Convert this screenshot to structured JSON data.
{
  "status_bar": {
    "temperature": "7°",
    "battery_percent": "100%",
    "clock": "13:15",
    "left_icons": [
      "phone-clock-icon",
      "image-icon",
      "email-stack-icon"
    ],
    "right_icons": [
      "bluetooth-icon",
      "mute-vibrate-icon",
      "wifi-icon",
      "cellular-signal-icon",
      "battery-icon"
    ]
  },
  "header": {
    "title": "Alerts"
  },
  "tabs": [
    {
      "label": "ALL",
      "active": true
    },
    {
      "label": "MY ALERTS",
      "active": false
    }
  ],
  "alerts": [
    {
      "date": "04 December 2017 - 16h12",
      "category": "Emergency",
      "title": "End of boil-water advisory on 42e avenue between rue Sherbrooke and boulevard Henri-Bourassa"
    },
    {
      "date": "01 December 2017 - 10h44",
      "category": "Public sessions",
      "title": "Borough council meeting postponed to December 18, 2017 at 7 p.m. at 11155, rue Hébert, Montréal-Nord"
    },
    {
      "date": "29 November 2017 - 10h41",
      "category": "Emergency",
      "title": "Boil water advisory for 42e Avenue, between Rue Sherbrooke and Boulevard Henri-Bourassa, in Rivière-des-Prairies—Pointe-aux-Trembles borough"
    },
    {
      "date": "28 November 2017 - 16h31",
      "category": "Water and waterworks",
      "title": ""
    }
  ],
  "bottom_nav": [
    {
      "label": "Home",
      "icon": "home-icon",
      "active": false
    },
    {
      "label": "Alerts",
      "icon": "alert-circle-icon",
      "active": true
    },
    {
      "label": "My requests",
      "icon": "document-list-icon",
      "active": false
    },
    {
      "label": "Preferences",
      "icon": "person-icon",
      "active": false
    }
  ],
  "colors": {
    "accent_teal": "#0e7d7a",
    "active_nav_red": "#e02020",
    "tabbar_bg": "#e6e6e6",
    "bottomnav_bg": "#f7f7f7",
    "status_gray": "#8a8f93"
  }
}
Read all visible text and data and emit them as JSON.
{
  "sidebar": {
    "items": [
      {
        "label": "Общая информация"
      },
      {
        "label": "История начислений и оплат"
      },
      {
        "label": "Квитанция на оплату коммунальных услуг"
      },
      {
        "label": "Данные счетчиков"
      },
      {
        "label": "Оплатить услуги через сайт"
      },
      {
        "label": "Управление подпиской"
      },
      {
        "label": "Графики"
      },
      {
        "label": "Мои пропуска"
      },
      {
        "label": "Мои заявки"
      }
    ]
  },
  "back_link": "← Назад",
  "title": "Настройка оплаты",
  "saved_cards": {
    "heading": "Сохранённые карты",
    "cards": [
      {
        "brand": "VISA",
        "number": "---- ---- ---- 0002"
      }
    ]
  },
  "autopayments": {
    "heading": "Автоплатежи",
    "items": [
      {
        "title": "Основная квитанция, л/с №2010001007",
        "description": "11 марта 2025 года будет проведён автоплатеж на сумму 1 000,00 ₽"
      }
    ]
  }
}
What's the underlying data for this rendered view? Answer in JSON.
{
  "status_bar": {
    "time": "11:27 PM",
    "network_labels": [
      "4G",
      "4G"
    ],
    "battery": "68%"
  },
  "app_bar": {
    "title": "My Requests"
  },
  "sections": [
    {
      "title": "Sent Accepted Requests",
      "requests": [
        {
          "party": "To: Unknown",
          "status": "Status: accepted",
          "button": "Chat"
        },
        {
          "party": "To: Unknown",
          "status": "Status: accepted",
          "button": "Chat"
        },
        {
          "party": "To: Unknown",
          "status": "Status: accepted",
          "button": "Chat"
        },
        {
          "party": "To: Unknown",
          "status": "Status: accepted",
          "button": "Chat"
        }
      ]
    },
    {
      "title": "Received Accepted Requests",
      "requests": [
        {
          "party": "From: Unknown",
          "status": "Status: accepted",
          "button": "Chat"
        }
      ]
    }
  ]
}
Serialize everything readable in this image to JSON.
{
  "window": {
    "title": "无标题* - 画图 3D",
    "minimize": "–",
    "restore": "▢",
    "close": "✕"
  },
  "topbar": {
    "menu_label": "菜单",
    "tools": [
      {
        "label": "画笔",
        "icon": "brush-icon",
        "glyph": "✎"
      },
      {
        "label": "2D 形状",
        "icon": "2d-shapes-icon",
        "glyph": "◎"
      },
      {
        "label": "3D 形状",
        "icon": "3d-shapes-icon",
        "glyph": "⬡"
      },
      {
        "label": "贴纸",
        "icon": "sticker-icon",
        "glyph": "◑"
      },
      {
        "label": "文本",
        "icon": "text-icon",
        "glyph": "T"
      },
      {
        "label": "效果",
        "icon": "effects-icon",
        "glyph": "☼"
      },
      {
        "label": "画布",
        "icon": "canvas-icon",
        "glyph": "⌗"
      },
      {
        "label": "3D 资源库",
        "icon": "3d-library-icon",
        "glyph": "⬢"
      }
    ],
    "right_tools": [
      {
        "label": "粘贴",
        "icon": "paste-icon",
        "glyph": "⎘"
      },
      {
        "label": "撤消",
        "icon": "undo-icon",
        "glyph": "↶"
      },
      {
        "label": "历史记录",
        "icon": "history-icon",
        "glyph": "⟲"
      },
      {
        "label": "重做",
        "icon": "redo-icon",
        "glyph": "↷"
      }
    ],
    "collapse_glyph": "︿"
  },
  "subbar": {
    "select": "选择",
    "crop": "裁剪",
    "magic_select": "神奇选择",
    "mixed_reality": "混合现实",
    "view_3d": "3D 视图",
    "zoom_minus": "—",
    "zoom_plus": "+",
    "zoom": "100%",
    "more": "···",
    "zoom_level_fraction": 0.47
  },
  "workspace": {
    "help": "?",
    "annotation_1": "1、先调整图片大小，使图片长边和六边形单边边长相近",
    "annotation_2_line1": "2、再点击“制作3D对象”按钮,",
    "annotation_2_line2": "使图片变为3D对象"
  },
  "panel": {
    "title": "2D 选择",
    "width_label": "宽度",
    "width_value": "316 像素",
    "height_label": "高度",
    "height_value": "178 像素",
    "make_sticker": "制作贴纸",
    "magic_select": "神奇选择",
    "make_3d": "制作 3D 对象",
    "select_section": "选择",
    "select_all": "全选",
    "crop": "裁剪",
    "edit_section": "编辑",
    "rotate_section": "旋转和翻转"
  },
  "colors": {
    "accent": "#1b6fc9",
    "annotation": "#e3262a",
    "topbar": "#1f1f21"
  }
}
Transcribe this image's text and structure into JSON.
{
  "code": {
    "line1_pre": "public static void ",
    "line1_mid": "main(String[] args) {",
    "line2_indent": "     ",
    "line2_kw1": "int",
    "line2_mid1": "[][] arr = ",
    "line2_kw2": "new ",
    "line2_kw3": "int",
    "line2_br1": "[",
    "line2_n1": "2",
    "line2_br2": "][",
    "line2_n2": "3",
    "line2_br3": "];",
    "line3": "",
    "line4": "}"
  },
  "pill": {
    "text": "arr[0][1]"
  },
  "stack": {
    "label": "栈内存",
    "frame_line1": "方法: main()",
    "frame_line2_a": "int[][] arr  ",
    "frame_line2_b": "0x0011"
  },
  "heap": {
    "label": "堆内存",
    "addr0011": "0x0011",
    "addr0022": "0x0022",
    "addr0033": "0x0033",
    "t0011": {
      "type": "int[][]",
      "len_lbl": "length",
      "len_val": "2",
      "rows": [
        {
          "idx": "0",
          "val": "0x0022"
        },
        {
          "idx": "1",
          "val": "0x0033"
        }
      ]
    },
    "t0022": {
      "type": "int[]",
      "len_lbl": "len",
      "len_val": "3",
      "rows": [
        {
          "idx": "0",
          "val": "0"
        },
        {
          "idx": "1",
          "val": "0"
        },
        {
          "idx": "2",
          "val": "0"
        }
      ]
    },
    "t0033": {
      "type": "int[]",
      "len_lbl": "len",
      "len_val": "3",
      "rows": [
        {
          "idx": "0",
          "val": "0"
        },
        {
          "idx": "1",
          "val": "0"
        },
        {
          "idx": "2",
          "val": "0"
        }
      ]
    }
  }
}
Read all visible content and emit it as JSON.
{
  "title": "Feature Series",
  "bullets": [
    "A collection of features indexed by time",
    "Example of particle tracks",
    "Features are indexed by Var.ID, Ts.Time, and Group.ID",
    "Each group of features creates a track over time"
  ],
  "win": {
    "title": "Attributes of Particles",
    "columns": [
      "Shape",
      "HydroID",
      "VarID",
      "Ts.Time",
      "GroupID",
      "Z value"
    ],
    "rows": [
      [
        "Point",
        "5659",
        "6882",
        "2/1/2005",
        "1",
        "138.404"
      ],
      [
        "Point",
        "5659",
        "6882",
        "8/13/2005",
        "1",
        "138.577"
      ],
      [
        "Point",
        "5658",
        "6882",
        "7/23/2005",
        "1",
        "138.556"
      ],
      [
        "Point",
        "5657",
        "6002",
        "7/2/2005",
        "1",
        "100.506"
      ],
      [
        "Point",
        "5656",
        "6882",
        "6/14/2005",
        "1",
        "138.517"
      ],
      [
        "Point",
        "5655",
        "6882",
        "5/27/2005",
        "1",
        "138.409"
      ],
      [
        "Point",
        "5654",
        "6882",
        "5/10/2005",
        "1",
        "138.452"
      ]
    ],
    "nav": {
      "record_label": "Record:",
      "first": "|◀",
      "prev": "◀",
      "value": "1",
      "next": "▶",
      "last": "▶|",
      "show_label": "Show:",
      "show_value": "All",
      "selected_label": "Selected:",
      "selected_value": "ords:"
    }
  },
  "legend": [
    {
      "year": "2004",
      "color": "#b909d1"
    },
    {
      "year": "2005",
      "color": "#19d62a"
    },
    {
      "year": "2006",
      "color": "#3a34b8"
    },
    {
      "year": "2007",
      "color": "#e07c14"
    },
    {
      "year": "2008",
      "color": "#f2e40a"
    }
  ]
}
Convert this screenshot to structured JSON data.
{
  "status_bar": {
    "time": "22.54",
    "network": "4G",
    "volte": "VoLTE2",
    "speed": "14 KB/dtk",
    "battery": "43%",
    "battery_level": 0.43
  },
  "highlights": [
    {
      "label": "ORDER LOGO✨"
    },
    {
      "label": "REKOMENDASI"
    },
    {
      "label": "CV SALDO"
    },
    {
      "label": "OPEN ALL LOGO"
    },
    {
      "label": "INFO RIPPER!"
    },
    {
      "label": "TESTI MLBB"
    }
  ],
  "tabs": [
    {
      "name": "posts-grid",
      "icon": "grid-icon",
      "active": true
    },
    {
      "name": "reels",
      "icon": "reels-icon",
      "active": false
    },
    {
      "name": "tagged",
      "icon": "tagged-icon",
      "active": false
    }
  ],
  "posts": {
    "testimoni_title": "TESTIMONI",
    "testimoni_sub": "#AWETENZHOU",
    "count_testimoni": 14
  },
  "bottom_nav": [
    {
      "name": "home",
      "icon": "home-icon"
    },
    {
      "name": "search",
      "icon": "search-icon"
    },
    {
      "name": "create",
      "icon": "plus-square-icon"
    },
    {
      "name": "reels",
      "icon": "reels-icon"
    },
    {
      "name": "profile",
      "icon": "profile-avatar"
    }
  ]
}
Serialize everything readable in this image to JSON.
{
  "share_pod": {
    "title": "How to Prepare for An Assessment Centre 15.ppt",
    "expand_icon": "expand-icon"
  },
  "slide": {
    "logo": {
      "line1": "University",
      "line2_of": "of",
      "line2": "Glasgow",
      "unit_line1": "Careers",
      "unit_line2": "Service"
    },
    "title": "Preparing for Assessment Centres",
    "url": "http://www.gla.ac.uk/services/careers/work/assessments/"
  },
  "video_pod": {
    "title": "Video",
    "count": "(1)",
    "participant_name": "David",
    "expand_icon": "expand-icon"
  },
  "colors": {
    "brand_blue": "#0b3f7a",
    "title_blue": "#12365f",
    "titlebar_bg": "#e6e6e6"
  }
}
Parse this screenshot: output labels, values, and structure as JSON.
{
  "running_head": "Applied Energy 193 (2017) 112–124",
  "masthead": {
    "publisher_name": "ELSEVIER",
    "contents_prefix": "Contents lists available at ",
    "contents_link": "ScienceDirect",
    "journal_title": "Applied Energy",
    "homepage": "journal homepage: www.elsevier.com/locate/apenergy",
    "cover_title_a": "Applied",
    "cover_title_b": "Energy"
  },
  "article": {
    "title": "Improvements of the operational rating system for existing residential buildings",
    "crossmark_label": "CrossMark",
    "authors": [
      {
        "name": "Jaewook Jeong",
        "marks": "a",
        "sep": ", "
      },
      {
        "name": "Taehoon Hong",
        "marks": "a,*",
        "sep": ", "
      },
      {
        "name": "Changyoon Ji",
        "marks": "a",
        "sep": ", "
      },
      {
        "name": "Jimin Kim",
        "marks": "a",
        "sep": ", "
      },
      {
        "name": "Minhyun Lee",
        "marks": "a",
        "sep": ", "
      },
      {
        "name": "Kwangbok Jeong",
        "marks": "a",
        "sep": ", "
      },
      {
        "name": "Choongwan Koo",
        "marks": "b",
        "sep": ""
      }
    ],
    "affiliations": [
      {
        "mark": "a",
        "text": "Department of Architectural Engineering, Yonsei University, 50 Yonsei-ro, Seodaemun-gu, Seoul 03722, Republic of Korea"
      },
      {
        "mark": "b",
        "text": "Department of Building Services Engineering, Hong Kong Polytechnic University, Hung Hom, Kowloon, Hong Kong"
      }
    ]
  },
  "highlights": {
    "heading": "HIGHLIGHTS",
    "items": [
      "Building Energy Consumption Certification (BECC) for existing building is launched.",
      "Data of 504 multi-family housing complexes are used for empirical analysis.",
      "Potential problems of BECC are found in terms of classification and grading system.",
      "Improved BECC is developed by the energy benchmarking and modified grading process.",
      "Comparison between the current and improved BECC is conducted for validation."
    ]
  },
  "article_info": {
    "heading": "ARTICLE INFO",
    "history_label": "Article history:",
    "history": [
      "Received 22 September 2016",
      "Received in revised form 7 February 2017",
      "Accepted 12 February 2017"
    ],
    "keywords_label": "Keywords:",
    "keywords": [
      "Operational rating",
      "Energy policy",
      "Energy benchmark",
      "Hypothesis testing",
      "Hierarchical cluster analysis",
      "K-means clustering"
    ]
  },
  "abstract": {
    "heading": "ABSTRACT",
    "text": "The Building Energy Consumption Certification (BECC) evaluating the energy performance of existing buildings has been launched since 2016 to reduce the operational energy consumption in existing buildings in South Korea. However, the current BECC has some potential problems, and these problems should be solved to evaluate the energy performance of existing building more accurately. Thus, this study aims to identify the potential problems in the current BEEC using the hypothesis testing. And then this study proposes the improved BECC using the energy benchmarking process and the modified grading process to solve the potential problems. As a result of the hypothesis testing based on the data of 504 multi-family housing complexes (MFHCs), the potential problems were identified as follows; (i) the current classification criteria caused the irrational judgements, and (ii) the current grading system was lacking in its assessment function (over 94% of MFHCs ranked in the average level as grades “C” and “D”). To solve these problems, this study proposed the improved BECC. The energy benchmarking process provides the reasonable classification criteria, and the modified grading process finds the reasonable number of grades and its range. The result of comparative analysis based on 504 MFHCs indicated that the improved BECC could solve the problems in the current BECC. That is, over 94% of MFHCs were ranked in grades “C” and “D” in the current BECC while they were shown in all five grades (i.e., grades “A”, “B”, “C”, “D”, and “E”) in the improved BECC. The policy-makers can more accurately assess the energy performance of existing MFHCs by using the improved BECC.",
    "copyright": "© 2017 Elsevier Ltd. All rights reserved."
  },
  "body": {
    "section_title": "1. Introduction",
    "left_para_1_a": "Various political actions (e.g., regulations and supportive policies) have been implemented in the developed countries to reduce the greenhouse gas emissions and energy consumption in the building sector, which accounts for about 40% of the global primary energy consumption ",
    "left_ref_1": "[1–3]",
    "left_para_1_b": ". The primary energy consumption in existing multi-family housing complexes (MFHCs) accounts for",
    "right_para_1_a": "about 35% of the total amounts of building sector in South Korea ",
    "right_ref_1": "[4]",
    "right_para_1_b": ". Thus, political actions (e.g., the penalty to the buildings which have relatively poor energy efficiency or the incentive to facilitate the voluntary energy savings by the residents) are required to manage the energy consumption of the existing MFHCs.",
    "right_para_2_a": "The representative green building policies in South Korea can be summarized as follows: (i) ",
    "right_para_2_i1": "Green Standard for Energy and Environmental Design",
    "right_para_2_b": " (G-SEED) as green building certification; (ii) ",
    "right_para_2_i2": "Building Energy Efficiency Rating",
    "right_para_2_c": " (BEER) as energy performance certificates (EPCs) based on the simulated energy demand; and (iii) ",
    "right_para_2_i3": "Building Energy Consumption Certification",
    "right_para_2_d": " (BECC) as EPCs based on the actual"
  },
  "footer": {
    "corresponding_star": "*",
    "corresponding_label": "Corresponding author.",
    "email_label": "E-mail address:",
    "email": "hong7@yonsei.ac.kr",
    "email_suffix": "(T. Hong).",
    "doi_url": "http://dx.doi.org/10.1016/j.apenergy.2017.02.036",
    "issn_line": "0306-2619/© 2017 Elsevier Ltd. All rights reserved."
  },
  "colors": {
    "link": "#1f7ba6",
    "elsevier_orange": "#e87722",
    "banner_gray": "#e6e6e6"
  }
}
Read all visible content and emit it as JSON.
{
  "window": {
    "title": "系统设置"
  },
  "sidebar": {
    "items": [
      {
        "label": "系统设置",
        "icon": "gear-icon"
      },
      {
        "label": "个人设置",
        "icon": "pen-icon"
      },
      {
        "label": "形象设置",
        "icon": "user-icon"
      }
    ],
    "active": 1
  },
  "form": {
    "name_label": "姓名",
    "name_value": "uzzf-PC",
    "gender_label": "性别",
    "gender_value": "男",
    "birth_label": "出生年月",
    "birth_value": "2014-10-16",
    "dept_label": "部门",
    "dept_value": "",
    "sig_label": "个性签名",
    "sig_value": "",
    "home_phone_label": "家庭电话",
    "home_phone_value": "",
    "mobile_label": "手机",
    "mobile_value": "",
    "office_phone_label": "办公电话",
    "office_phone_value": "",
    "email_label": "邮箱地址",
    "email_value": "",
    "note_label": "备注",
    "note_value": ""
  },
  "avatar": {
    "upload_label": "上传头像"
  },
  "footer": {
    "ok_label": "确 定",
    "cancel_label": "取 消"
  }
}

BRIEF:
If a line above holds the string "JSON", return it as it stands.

OUTPUT:
Convert this screenshot to structured JSON data.
Read all visible text and data and emit them as JSON.
What's the underlying data for this rendered view? Answer in JSON.
Serialize everything readable in this image to JSON.
Transcribe this image's text and structure into JSON.
Read all visible content and emit it as JSON.
Convert this screenshot to structured JSON data.
Serialize everything readable in this image to JSON.
Parse this screenshot: output labels, values, and structure as JSON.
Read all visible content and emit it as JSON.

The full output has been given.